OsseoScrew was released early after its development and laboratory testing into the European market for use in patients in Europe. At the same time, Alphatec Spine, Inc, began testing and later trials to satisfy requirements set forth by the Food and Drug Association (FDA) in the United States. In Europe, the screws were found to result in excellent spinal fixation and remain available for use there today. In the United States, rigorous requirements set forth by the FDA stifled the release of the product and, in fact, the product was nearly abandoned as a result of the expenses related to securing FDA approval.

New Management ATEC / FDA Approval

Alphatec Spine, Inc changed management and their company brand to ATEC around 2017. The new management at ATEC recognized the value of Osseoscrew and under their direction resubmitted the screw for FDA approval. With their efforts, the FDA in 2018 gave initial approval for the use of OsseoScrew in patients with weak bones from conditions like cancer who may not survive until the spine fuses. Clearly the FDA recognized that the increased strength of these anchors would provide stabilization in patients with clearly dire problems in their spine. Consequently, the product has been made available for use in the United States market.

Wyoming Spine and Neurosurgery and Cheyenne Regional Medical Center

The first OsseoScrews were placed in the United States by Dr. Beer at Cheyene Regional Medical Center on November 29, 2018. The screws were placed seamlessly and resulted in excellent initial fixation for our patient.
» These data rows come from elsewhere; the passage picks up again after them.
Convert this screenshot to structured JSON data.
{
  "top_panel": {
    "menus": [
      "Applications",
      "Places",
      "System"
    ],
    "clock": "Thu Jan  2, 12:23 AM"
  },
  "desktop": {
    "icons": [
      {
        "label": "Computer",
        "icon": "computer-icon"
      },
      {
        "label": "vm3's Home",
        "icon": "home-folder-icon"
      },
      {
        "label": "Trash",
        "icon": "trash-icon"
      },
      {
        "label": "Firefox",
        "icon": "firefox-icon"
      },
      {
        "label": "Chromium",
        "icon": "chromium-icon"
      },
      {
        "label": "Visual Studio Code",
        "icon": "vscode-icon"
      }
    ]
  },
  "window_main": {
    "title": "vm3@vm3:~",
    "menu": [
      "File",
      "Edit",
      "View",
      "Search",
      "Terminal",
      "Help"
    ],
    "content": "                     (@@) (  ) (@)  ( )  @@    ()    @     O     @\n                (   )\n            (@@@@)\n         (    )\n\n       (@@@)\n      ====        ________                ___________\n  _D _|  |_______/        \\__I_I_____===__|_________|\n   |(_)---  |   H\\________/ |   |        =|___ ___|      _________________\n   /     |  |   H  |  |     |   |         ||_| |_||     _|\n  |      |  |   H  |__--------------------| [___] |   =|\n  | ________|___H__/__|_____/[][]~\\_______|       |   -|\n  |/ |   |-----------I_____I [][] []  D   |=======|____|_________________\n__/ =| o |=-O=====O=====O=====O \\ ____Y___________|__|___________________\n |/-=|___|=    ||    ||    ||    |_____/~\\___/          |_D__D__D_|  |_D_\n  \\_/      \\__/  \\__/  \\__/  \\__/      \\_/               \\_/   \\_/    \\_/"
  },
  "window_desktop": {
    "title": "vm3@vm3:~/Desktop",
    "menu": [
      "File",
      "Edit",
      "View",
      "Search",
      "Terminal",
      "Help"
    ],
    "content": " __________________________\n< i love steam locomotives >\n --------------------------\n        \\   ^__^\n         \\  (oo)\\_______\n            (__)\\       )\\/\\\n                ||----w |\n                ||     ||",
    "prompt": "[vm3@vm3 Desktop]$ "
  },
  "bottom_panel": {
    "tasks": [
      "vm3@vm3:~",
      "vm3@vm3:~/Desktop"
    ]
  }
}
This we believe was the first use of an exciting innovative spinal product which will change the way we address spinal instability in patients with weak bones in the spine nationally in the future.

Conclusion

Estimates suggest that the number of people older than 65 will more than double to over 70 million or more by 2030. Alongside this increase in the age of our population, conditions like cancer, osteoporosis, osteoporotic spinal fractures, acquired spondylolisthesis, spinal stenosis and adult spinal deformity will concurrently become more prevalent. Innovative medical devices like OsseoScrew are consequently needed and clearly result in better treatment options for aging patients and spinal conditions related to aging in these patients.